» **Problem details**
Please state how many lines below include the word "this"; the reply should be the number only.

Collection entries
***

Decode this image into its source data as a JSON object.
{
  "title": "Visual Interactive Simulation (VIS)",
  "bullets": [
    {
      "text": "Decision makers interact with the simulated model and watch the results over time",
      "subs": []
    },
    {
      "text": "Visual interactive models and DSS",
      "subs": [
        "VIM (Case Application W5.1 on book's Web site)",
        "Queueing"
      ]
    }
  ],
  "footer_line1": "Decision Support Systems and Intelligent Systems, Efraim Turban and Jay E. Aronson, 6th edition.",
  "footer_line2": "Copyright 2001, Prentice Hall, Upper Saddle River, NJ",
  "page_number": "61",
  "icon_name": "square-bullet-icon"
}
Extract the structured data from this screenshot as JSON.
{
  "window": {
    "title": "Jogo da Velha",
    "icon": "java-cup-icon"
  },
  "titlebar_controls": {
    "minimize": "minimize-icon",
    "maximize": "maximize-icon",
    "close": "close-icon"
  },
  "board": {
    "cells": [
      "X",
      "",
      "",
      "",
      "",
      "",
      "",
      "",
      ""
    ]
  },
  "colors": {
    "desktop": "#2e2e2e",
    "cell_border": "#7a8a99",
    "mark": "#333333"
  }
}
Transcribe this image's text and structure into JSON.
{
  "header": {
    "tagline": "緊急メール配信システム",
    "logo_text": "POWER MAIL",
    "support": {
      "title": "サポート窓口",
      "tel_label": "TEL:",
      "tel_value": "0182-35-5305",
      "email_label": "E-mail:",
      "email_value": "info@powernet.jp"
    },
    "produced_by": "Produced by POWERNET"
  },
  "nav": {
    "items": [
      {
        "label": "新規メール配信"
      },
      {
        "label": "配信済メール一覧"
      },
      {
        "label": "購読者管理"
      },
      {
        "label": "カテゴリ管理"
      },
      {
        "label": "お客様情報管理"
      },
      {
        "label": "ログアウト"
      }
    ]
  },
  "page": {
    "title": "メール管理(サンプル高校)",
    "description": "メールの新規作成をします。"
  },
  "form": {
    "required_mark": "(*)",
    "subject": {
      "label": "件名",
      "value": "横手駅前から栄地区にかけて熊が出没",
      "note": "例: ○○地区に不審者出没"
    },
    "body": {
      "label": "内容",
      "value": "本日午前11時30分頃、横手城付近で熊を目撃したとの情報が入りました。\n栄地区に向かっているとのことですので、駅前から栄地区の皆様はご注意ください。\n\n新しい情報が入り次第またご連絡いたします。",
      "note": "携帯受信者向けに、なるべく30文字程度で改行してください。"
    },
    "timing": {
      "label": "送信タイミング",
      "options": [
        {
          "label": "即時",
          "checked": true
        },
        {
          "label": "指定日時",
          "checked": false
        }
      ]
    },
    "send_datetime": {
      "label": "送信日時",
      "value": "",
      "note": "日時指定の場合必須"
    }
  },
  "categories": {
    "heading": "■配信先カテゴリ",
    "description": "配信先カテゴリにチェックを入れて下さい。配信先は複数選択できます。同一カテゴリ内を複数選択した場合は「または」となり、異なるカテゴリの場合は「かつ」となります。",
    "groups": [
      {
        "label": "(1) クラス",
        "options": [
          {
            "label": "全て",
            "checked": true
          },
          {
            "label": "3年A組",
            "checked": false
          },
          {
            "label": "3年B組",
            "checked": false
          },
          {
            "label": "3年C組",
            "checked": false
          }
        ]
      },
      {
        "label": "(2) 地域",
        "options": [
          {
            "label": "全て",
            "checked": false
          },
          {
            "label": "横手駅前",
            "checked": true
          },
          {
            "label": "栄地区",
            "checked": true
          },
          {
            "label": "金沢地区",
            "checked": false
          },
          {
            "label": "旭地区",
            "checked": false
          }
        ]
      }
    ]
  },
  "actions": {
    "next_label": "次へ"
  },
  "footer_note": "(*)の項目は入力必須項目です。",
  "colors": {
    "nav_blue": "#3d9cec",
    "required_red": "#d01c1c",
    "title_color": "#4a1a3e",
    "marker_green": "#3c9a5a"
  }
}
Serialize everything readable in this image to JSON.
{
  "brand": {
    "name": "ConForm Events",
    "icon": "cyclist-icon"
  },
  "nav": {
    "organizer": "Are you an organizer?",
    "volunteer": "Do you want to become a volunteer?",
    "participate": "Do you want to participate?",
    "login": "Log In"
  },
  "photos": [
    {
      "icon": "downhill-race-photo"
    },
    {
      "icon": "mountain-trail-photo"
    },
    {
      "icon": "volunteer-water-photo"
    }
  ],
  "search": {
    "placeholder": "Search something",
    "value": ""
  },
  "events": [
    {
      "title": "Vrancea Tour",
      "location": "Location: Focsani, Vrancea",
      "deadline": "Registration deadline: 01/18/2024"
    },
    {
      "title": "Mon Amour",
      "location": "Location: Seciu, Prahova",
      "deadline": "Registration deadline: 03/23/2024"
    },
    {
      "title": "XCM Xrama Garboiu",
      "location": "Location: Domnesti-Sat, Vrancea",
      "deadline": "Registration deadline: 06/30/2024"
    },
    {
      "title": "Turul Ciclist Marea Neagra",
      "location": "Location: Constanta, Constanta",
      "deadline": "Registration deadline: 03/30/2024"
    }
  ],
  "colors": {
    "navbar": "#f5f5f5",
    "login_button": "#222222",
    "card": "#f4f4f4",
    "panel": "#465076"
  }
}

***

» **Exercise response**
4